_Input data_:
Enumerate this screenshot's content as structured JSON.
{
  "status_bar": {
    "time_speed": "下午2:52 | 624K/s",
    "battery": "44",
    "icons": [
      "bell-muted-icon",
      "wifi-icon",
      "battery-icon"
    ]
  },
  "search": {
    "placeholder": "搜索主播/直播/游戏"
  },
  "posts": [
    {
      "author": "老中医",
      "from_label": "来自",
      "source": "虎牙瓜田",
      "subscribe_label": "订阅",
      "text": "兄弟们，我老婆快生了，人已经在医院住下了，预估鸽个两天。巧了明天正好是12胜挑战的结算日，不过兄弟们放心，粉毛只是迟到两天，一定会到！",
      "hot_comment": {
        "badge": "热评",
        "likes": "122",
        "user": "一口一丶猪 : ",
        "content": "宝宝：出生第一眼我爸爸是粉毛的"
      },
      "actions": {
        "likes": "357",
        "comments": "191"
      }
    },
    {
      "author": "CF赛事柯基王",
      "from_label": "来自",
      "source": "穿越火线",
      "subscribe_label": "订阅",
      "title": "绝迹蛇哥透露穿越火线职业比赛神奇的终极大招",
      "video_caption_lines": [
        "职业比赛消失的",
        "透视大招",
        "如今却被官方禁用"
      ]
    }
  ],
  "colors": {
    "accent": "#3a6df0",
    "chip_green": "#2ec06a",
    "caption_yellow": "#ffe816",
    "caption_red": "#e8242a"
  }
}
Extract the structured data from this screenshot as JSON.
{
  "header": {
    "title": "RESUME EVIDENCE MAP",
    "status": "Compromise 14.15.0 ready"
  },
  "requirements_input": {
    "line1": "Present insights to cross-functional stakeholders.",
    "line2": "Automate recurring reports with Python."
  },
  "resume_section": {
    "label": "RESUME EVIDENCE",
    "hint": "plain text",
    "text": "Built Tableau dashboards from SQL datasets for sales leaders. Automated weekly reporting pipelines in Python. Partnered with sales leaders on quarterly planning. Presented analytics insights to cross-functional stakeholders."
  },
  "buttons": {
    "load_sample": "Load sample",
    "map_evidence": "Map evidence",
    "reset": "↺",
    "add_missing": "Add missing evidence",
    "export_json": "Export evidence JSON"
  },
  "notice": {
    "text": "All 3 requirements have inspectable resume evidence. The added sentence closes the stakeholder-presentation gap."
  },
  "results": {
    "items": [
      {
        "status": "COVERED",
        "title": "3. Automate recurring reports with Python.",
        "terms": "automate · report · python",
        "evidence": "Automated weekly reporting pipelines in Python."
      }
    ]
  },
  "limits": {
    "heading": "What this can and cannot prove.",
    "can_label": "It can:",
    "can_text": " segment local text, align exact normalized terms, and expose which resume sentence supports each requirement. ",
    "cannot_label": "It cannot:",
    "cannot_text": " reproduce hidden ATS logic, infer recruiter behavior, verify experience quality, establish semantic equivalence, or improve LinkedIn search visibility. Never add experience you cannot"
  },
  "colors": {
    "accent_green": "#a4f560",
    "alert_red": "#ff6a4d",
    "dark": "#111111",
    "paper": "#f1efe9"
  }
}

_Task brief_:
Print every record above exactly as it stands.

_Exercise response_:
Enumerate this screenshot's content as structured JSON.
{
  "status_bar": {
    "time_speed": "下午2:52 | 624K/s",
    "battery": "44",
    "icons": [
      "bell-muted-icon",
      "wifi-icon",
      "battery-icon"
    ]
  },
  "search": {
    "placeholder": "搜索主播/直播/游戏"
  },
  "posts": [
    {
      "author": "老中医",
      "from_label": "来自",
      "source": "虎牙瓜田",
      "subscribe_label": "订阅",
      "text": "兄弟们，我老婆快生了，人已经在医院住下了，预估鸽个两天。巧了明天正好是12胜挑战的结算日，不过兄弟们放心，粉毛只是迟到两天，一定会到！",
      "hot_comment": {
        "badge": "热评",
        "likes": "122",
        "user": "一口一丶猪 : ",
        "content": "宝宝：出生第一眼我爸爸是粉毛的"
      },
      "actions": {
        "likes": "357",
        "comments": "191"
      }
    },
    {
      "author": "CF赛事柯基王",
      "from_label": "来自",
      "source": "穿越火线",
      "subscribe_label": "订阅",
      "title": "绝迹蛇哥透露穿越火线职业比赛神奇的终极大招",
      "video_caption_lines": [
        "职业比赛消失的",
        "透视大招",
        "如今却被官方禁用"
      ]
    }
  ],
  "colors": {
    "accent": "#3a6df0",
    "chip_green": "#2ec06a",
    "caption_yellow": "#ffe816",
    "caption_red": "#e8242a"
  }
}
Extract the structured data from this screenshot as JSON.
{
  "header": {
    "title": "RESUME EVIDENCE MAP",
    "status": "Compromise 14.15.0 ready"
  },
  "requirements_input": {
    "line1": "Present insights to cross-functional stakeholders.",
    "line2": "Automate recurring reports with Python."
  },
  "resume_section": {
    "label": "RESUME EVIDENCE",
    "hint": "plain text",
    "text": "Built Tableau dashboards from SQL datasets for sales leaders. Automated weekly reporting pipelines in Python. Partnered with sales leaders on quarterly planning. Presented analytics insights to cross-functional stakeholders."
  },
  "buttons": {
    "load_sample": "Load sample",
    "map_evidence": "Map evidence",
    "reset": "↺",
    "add_missing": "Add missing evidence",
    "export_json": "Export evidence JSON"
  },
  "notice": {
    "text": "All 3 requirements have inspectable resume evidence. The added sentence closes the stakeholder-presentation gap."
  },
  "results": {
    "items": [
      {
        "status": "COVERED",
        "title": "3. Automate recurring reports with Python.",
        "terms": "automate · report · python",
        "evidence": "Automated weekly reporting pipelines in Python."
      }
    ]
  },
  "limits": {
    "heading": "What this can and cannot prove.",
    "can_label": "It can:",
    "can_text": " segment local text, align exact normalized terms, and expose which resume sentence supports each requirement. ",
    "cannot_label": "It cannot:",
    "cannot_text": " reproduce hidden ATS logic, infer recruiter behavior, verify experience quality, establish semantic equivalence, or improve LinkedIn search visibility. Never add experience you cannot"
  },
  "colors": {
    "accent_green": "#a4f560",
    "alert_red": "#ff6a4d",
    "dark": "#111111",
    "paper": "#f1efe9"
  }
}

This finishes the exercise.